AVAILABLE DATA →
------------------------------------------------------------------------

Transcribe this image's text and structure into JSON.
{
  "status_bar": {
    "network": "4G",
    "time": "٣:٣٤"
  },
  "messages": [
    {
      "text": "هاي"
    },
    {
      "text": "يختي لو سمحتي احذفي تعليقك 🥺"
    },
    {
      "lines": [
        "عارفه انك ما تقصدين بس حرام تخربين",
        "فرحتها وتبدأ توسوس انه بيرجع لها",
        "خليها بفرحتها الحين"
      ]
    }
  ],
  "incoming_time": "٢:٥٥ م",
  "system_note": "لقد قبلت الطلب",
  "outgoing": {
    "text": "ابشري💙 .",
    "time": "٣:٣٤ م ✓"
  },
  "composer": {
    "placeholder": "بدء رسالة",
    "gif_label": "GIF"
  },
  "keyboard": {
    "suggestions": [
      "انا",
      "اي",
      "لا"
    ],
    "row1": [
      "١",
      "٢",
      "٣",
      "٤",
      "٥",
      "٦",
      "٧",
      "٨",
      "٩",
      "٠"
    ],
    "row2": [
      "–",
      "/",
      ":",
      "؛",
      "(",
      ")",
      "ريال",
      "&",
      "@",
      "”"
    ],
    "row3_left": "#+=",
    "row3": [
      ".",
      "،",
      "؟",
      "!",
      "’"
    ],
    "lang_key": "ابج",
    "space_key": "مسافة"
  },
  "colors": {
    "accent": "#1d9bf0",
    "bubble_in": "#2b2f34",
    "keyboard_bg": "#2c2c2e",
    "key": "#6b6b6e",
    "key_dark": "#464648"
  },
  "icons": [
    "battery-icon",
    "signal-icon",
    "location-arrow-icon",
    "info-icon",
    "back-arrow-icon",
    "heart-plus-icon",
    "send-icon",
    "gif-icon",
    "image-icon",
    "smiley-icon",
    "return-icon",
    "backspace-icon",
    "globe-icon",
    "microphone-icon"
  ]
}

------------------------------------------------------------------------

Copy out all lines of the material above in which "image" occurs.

Transcribe this image's text and structure into JSON.
    "image-icon",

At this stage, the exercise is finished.